Your assignment:
Word for word, copy out the entries below, but not the pictures in them.

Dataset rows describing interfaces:
_ _ _ _ _ _ _
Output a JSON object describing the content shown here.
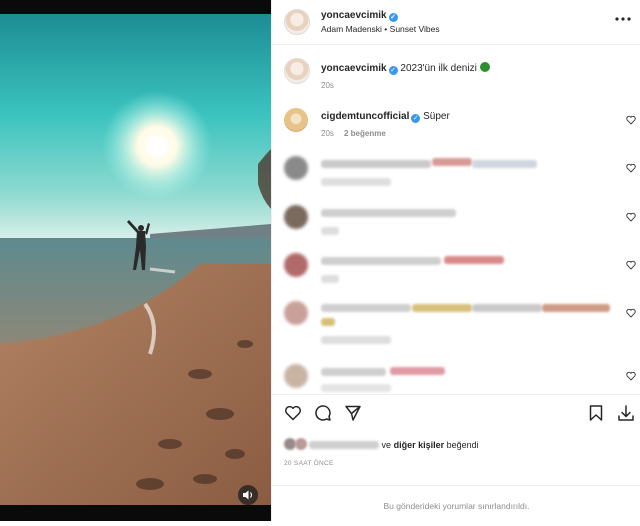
{
  "post": {
    "author": "yoncaevcimik",
    "audio": "Adam Madenski • Sunset Vibes",
    "caption_text": "2023'ün ilk denizi",
    "caption_time": "20s"
  },
  "top_comment": {
    "author": "cigdemtuncofficial",
    "text": "Süper",
    "time": "20s",
    "likes": "2 beğenme"
  },
  "likes_line": {
    "suffix": "ve",
    "others": "diğer kişiler",
    "liked": "beğendi"
  },
  "posted_ago": "20 SAAT ÖNCE",
  "comments_limited": "Bu gönderideki yorumlar sınırlandırıldı.",
  "icons": [
    "more-icon",
    "heart-icon",
    "comment-icon",
    "share-icon",
    "bookmark-icon",
    "download-icon",
    "sound-icon"
  ],
  "colors": {
    "verified": "#3897f0",
    "text": "#262626",
    "muted": "#8e8e8e"
  }
}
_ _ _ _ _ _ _
Reply:
Output a JSON object describing the content shown here.
{
  "post": {
    "author": "yoncaevcimik",
    "audio": "Adam Madenski • Sunset Vibes",
    "caption_text": "2023'ün ilk denizi",
    "caption_time": "20s"
  },
  "top_comment": {
    "author": "cigdemtuncofficial",
    "text": "Süper",
    "time": "20s",
    "likes": "2 beğenme"
  },
  "likes_line": {
    "suffix": "ve",
    "others": "diğer kişiler",
    "liked": "beğendi"
  },
  "posted_ago": "20 SAAT ÖNCE",
  "comments_limited": "Bu gönderideki yorumlar sınırlandırıldı.",
  "icons": [
    "more-icon",
    "heart-icon",
    "comment-icon",
    "share-icon",
    "bookmark-icon",
    "download-icon",
    "sound-icon"
  ],
  "colors": {
    "verified": "#3897f0",
    "text": "#262626",
    "muted": "#8e8e8e"
  }
}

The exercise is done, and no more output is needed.